Sunday, February 25, 2018

No all-clear yet for La Brea residents after air quality tests


TAKING NOTES: EMA officials compare readings on their gas detection gauges at Coffee Beach, La Brea yesterday during their visit to the coastal villages to conduct air-quality testing following last month’s oil spills. —Photo: DAVE PERSAD

Mark Fraser

AIR quality testing was conducted in the coastal villages throughout La Brea yesterday to determine when homeowners can be allowed to light their stoves again.

Petrotrin, Environmental Management Authority (EMA) and Fire Service officials visited the area and took samples for testing.

The officers walked through Coffee Beach, La Brea, where thick oil washed ashore on December 18.

They also visited Station Beach, Carat Shed Beach and Point Sable, where oil stained the seashore and mangrove.

A senior fire officer said all the parties would conduct independent testing.

“We would all conduct our tests and then compare the results at the end of the tour. We cannot give a definite answer now as to whether the residents can light their stove again because the exercise is not completed. We will be able to say after the results are compared,” he said.

Last week, EMA compliance officers visited the beachfront in La Brea to do air quality tests. The officers used air-monitoring equipment to test the hydrocarbon levels in the air at Coffee Beach and other areas affected by the oil spill.

Petrotrin stated that the oil spill along the southwestern peninsula was almost completed.

Families living near the oil slick were advised not to light their stoves. The State-owned oil company has supplied meals for the affected families for the past month.

Residents said they were thankful for the meals, but noted that they were looking forward to cooking in their homes again.

The oil clean-up was interrupted by protests as workers complained they were not receiving full payment from the company contracted by Petrotrin to undertake the exercise.

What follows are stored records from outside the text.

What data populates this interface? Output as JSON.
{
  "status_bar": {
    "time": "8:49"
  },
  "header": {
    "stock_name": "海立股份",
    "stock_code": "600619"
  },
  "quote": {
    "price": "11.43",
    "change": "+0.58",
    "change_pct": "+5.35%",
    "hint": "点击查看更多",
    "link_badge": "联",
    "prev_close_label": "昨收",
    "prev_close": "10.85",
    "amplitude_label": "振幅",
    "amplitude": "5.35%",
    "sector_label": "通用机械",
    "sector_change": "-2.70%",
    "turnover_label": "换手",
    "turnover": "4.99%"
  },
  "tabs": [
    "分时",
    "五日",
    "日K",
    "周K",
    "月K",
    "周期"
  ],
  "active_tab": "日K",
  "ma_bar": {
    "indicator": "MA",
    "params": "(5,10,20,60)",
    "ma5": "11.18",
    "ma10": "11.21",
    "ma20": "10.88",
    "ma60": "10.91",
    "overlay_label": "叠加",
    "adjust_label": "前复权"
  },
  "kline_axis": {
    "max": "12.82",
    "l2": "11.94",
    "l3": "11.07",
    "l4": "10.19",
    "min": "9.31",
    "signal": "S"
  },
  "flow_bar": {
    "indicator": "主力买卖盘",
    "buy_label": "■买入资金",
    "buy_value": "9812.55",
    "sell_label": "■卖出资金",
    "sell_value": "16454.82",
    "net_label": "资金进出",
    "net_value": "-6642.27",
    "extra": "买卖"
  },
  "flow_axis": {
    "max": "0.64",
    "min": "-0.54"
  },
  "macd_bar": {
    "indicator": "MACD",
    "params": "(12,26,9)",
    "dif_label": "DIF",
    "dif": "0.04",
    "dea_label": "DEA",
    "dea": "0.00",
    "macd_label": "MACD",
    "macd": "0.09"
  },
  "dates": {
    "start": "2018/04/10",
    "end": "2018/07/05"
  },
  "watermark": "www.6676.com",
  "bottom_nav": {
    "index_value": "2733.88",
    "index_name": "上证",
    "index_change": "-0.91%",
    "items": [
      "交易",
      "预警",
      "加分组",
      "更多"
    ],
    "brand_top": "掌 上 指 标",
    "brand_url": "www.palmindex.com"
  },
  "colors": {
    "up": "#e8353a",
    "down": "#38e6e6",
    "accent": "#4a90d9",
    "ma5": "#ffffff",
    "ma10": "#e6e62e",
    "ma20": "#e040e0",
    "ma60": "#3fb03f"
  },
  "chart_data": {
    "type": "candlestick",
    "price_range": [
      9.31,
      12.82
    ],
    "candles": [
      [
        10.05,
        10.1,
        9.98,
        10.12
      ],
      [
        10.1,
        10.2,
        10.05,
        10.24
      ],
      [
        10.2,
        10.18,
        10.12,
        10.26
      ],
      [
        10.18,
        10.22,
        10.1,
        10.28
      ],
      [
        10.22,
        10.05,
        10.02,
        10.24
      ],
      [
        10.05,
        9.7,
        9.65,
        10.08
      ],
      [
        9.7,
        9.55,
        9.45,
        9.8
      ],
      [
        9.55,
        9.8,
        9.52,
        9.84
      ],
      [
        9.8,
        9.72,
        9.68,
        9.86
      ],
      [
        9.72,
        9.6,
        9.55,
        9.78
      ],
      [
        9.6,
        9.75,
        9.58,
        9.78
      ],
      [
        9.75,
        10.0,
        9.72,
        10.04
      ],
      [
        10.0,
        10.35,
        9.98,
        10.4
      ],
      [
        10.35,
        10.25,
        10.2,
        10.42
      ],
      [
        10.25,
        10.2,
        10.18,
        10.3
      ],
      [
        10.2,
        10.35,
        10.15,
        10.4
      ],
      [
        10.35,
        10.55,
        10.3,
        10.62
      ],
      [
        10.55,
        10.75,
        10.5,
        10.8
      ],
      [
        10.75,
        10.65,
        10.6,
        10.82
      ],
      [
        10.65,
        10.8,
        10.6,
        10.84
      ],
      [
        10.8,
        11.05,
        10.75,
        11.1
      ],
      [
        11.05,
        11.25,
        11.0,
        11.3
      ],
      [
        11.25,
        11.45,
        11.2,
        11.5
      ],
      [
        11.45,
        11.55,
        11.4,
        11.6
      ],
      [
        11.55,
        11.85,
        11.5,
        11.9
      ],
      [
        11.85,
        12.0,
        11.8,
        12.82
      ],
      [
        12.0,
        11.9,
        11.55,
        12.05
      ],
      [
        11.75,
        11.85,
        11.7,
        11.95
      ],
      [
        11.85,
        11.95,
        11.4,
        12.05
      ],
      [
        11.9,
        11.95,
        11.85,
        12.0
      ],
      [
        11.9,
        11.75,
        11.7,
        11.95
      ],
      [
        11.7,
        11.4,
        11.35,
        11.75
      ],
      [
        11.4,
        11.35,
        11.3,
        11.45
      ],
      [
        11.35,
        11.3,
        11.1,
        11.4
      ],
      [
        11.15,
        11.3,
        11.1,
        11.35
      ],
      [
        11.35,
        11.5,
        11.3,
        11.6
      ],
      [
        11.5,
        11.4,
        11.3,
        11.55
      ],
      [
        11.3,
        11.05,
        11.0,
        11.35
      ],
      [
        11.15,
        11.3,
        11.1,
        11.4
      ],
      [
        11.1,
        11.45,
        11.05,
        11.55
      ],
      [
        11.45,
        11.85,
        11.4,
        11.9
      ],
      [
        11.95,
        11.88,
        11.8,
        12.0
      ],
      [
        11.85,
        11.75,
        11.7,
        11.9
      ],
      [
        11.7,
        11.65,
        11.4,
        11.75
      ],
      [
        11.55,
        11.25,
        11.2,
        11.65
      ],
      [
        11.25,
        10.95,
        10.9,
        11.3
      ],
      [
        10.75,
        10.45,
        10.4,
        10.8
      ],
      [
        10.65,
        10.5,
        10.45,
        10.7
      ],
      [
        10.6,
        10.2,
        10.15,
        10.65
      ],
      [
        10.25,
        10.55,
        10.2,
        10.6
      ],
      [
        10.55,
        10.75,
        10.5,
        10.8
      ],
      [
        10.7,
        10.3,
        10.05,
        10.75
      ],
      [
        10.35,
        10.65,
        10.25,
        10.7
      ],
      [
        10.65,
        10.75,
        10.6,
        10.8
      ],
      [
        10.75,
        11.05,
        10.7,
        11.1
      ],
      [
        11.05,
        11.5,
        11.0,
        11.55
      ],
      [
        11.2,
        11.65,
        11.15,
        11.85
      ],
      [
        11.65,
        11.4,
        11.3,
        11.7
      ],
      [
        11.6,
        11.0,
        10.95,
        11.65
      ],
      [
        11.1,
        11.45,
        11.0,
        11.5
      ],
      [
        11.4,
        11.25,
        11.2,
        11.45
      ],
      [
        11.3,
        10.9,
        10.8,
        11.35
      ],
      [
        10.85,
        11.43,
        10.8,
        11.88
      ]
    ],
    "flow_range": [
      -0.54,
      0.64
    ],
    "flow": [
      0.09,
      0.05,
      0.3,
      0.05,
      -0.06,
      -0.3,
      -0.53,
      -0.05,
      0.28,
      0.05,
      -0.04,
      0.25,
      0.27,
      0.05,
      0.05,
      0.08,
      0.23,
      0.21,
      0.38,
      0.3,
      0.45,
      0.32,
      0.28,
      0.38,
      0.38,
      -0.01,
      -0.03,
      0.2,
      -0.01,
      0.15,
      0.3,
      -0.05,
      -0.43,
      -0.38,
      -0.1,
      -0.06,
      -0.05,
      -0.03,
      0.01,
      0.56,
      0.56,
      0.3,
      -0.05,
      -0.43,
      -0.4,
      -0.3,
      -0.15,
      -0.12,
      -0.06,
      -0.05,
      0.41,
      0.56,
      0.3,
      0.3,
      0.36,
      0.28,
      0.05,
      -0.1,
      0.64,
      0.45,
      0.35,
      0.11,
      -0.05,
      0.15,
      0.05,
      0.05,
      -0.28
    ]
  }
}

But workers returned to the seashore yesterday morning, picking up debris and mopping up the remnants of the oil spill.